For C/C++ it is a given that at the point we see a type T, we have seen textual definitions of all other types referenced by T. For the type above, that means we've seen the entire definition of "SomeStruct" (including its dependencies) and all the complex stuff that goes into "std::set".
When a C++ compiler emits DWARF for an object file whose source file refers to the type above, it creates DWARF types for everything referenced by that type. [Note: some C++ compilers will omit DWARF for types that are entirely unreferenced, but this is something of a grey area.]. This generally results in huge amounts of duplicate DWARF info, since many source files include the same large set of headers. The result is that you get huge object files, long compile times, and giant amounts of duplicated DWARF info in the final executable.
The Go compiler, in contrast, emits DWARF type info only for types defined in the package being compiled. For example, when compiling this package:
The Go compiler will not emit DWARF type info for "sync.Mutex" (since this type is not defined in package p). It will emit a mostly-complete DWARF type unit for "Q", but with references (via relocations) to the other types that it uses (in contrast to C/C++, where the compiler would emit DWARF type records for the transitive closure of the referents of Q). The Go compiler relies on the Go linker to combine together all of the type DIEs into a single consistent unit and resolve the references between them.
Doing things this way (as opposed to the C/C++ "emit DWARF for everything you have ever seen" strategy) is one of the reasons why Go builds are lightning fast, especially as compared with building a C/C++ program of equivalent size.
Inside the Go linker, a reachability analysis (also called "dead code") is performed at an early stage to collect up only those functions and variables that are actually used (transitively reachable from main.main). It then examines the set of reachable funcs/variables to see which types they use, and then finally it emits DWARF info for only those types. Consider this example:
Here there are three types declared, but only two are referenced by some reachable function (let's assume that no other function in the program refers to the type "mumble.NotUsed"). The linker will pick up on this fact during DWARF generation, and will not generate any DWARF for the unused type.
This results in DWARF type info that is much more compact than what you would get from (for example) a C++ compiler, which is a major benefit for Go users. So with the Go toolchain you get two huge benefits: A) super fast builds, and B) nice compact binaries.
Getting back to the -linkshared case:
When you run "go build -linkshared main.go", the compiler emits DWARF type information for things in main.go, and then hands things off to the Go linker.
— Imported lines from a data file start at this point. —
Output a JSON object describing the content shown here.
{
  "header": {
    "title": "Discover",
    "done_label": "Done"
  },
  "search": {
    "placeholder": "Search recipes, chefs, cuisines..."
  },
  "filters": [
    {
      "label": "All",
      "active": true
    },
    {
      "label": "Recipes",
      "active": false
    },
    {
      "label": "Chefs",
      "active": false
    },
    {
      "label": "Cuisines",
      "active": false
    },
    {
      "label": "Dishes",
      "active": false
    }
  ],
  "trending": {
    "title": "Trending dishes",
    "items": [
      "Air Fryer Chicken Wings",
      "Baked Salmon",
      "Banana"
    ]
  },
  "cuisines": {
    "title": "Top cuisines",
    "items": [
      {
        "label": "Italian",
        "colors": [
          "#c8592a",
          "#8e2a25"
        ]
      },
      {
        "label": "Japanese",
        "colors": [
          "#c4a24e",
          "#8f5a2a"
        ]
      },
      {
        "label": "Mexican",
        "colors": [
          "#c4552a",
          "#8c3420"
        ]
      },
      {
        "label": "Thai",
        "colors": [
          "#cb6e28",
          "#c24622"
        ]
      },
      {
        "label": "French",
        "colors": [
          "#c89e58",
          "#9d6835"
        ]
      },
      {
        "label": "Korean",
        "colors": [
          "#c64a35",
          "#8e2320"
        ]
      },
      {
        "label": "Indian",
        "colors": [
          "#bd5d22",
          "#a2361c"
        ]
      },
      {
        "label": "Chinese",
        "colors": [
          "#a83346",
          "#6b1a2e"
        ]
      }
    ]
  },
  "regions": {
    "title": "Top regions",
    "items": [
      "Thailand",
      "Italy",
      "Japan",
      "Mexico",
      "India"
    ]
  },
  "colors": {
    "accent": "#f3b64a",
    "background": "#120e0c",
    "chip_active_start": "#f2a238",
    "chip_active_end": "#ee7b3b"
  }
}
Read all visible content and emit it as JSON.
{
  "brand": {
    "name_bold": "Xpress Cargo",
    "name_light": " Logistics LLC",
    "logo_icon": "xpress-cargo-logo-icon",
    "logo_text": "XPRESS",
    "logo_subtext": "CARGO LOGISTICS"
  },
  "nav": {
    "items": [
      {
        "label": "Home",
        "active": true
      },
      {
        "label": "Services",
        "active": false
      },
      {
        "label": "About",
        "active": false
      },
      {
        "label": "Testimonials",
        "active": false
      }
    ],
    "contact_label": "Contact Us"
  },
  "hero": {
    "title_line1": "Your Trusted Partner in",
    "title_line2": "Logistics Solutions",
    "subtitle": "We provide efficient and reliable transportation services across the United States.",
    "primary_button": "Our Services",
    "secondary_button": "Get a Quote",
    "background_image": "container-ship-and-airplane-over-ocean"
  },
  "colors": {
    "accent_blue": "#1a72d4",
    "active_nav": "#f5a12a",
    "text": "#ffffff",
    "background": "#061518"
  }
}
At that point however the linker is presented with an incomplete picture with respect to DWARF types -- there will be references/relocations in the main.go object file to types that are defined in the standard library... but the standard library has already been compiled and linked.
Thus in order for things to work properly, we would have to invent some way for the linker to dig into the contents of libstd.so's generated type info to find the set of stdlib types referenced by the transitive closure of types reachable from main.go, then emit that into the resulting executable. DWARF type generation would need to be changed so that any time once type refers to another, we can handle the case where the thing being referred to has to be excavated from an already-compiled shared library.
This seems possible, but would require some doing.
It is also worth noting that -linkshared is a pretty unusual case for most Go users, meaning that fixing problems like this have not been a big priority.
@thanm Thank you for your detailed reply.
@thanm I guess we don't want to introduce another flag. We could do something like the following:
Then the default case would work.